** Opening DATA SHOWN block **

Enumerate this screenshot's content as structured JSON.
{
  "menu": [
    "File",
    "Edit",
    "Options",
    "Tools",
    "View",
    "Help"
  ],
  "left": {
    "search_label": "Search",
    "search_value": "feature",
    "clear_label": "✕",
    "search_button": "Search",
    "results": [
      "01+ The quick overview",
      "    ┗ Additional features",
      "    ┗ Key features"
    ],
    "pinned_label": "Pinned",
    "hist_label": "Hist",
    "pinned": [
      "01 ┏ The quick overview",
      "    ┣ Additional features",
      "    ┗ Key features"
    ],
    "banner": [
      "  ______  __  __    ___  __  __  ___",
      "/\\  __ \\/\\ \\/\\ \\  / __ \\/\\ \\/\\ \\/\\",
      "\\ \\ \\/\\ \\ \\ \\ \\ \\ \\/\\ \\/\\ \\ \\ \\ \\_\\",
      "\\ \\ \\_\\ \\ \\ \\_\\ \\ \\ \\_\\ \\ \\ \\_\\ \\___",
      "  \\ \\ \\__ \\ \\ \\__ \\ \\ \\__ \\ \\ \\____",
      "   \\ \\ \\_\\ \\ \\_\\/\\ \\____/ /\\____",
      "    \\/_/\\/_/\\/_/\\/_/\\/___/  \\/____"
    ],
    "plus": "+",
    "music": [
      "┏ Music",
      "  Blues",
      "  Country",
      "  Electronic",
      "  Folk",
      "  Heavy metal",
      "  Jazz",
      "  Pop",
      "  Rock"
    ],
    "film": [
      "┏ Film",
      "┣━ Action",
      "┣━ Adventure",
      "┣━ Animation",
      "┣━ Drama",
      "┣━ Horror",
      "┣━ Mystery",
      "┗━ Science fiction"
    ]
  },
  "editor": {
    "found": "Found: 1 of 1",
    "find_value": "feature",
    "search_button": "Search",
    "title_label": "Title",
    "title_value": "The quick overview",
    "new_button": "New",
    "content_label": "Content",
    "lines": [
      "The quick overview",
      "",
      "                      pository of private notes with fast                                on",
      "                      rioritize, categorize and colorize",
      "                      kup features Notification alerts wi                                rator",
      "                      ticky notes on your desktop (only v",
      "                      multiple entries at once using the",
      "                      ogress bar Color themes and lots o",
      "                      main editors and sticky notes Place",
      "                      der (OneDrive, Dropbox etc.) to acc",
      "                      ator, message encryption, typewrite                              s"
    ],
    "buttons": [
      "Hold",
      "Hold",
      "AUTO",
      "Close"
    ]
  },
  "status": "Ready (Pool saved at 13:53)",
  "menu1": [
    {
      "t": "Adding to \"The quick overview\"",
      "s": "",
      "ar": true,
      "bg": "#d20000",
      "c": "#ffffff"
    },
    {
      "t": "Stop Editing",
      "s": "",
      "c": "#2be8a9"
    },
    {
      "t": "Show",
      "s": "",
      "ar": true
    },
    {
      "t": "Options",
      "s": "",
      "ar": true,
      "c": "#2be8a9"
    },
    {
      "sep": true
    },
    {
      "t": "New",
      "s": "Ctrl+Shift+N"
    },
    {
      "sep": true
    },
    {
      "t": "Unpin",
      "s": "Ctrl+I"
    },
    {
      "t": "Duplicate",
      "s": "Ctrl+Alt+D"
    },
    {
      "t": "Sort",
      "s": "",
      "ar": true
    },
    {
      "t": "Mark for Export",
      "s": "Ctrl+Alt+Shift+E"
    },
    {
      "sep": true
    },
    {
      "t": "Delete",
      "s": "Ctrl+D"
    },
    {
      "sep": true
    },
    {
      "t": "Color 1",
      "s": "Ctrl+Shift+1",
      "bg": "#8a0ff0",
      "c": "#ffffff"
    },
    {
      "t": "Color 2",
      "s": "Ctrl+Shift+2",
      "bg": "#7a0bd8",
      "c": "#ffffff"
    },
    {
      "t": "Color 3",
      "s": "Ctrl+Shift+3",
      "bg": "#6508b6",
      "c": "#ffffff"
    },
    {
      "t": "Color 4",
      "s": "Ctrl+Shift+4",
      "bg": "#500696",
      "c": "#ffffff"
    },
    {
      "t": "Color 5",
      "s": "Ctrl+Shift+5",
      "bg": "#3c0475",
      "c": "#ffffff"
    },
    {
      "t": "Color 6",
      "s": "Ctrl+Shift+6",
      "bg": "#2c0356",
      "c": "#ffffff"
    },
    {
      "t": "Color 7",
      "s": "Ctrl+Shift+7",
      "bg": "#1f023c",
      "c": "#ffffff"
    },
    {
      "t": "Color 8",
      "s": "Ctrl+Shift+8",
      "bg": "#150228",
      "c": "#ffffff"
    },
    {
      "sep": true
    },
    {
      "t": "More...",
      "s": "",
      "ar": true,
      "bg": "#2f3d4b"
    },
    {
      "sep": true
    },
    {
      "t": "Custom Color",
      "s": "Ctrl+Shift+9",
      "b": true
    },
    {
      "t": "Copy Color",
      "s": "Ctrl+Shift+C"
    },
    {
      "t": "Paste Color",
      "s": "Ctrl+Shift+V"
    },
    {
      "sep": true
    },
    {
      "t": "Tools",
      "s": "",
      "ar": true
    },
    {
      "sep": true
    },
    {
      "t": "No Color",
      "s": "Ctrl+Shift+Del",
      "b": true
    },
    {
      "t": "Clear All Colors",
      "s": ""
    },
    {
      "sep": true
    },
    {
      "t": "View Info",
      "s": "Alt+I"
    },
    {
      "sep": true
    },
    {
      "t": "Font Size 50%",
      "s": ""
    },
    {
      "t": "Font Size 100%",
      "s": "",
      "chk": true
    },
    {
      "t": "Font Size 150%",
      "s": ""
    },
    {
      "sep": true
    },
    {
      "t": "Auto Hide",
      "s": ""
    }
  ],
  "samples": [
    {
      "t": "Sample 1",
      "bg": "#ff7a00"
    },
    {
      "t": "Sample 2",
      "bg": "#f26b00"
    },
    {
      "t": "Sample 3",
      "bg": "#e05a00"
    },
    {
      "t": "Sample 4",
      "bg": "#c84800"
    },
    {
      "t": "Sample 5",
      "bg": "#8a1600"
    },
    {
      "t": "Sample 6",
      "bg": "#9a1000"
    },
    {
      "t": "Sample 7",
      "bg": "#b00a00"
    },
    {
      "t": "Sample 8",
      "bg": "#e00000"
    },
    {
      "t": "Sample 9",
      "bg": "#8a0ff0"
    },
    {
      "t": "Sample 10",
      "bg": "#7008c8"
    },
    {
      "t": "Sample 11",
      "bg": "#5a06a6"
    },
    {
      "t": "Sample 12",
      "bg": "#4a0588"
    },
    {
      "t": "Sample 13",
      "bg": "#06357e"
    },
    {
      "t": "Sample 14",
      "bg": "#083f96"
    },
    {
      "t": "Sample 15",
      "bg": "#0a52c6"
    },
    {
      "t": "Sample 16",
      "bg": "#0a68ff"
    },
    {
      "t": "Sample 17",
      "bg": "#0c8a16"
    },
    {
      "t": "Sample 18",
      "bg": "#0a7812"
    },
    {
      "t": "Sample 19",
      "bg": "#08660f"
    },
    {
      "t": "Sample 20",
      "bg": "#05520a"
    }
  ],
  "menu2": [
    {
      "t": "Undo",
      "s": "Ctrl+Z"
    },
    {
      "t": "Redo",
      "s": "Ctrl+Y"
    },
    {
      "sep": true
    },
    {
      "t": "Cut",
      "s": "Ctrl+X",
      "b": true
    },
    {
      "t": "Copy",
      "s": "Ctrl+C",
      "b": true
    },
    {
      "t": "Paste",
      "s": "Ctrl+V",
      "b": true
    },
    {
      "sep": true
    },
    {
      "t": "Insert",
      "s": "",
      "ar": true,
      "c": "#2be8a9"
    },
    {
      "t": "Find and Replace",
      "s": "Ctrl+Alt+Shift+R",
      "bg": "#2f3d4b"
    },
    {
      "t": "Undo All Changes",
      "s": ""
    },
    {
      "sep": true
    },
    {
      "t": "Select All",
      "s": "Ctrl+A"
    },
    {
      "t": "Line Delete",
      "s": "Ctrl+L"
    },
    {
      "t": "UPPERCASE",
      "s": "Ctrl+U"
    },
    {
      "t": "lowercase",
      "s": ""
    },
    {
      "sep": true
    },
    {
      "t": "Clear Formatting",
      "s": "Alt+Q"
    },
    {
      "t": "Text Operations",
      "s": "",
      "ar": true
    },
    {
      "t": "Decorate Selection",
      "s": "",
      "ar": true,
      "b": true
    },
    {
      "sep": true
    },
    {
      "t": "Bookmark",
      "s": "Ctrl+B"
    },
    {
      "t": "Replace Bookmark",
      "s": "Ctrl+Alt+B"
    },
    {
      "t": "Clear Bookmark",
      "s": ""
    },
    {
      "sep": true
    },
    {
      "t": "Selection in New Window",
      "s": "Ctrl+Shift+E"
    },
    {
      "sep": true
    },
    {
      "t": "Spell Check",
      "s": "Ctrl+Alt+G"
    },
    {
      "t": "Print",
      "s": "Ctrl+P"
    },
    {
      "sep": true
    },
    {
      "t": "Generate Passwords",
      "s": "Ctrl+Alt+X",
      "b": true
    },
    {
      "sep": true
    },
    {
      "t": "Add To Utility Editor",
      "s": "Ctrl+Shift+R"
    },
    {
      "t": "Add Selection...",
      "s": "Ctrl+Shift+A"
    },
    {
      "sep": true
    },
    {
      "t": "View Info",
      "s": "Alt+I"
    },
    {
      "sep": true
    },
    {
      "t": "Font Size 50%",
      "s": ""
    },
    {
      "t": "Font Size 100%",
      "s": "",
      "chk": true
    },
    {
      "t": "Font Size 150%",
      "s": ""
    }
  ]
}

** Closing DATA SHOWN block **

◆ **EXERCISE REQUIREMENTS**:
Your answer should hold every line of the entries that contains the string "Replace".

◆ **WRITTEN REPLY**:
      "t": "Find and Replace",
      "t": "Replace Bookmark",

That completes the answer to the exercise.